WIT Press


Passive House For A Desert Climate

Price

Free (open access)

Paper DOI

10.2495/ARC140021

Volume

142

Pages

12

Page Range

13 - 24

Published

2014

Size

1,489 kb

Author(s)

I. Marincic, J. M. Ochoa, M. G. Alpuche

Abstract

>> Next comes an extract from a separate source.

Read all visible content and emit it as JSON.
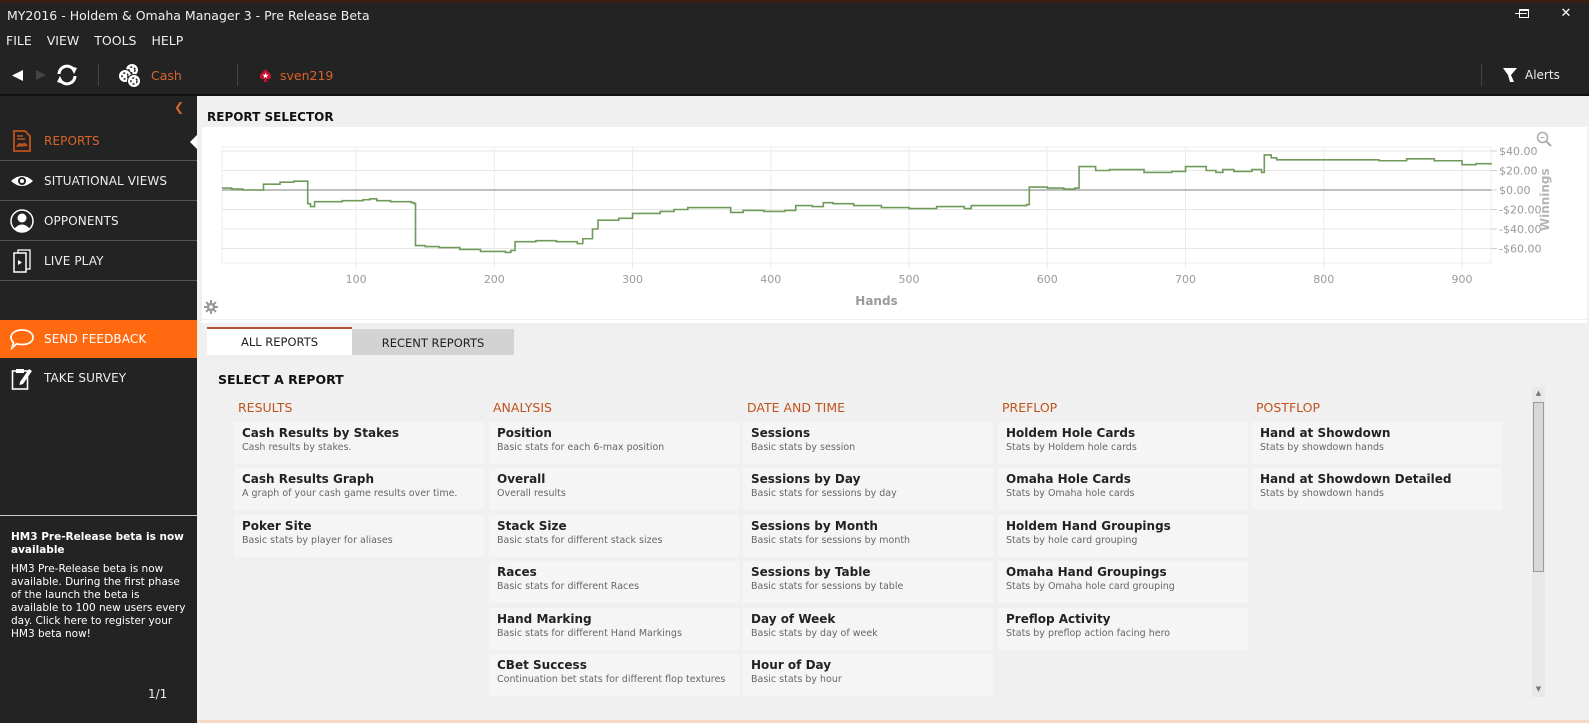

The first phase of the project presented in this paper consisted of an analysis of the current conditions of the users of social housing units, and has been carried out in different Mexican climatic zones. This diagnosis focused primarily on identifying the users’ satisfaction relative to diverse aspects of the house, such as the function of the space, safety, security, environmental conditions, and health conditions, among others. Furthermore, a study has been carried out to find the adaptive thermal comfort range for each climate and the target population. Another phase of the project was the development of design strategies for social (that is, low-cost) housing units. With the information and results obtained from the low-cost housing developments in Hermosillo, in the State of Sonora in northwest Mexico, a low-cost house model has been constructed for experimental and demonstrative purposes. Passive thermal strategies for hot dry climates have been applied and studied, also taking into account regional (including cultural and regulatory) needs and economic limitations, in order to improve indoor thermal conditions without the use of air conditioning devices. The test house – 35 m2 of construction area (similar to the existing low-cost houses) – has been constructed on a university campus. Design strategies have been based on the local desert climate: those strategies mainly comprised minimizing heat gains with an adequate orientation, providing solar protection devices, minimizing conduction gains, providing thermal inertia, and allowing nocturnal heat loss. Microclimatic thermal strategies have been applied in the courtyard and surroundings of the building. Indoor thermal conditions were monitored for more than one year. Air temperature measurements were taken every 10 minutes throughout the study period. Measurements of summer and winter indoor conditions (which are the most representative local seasons) are presented, together with meteorological data, obtained from the university’s weather station (LEMA). Indoor temperatures are compared with the adaptive temperature comfort range obtained for the same climate and population, in order to evaluate the effectiveness of the applied strategies.

Keywords

bioclimatic house, adaptive thermal comfort, desert climate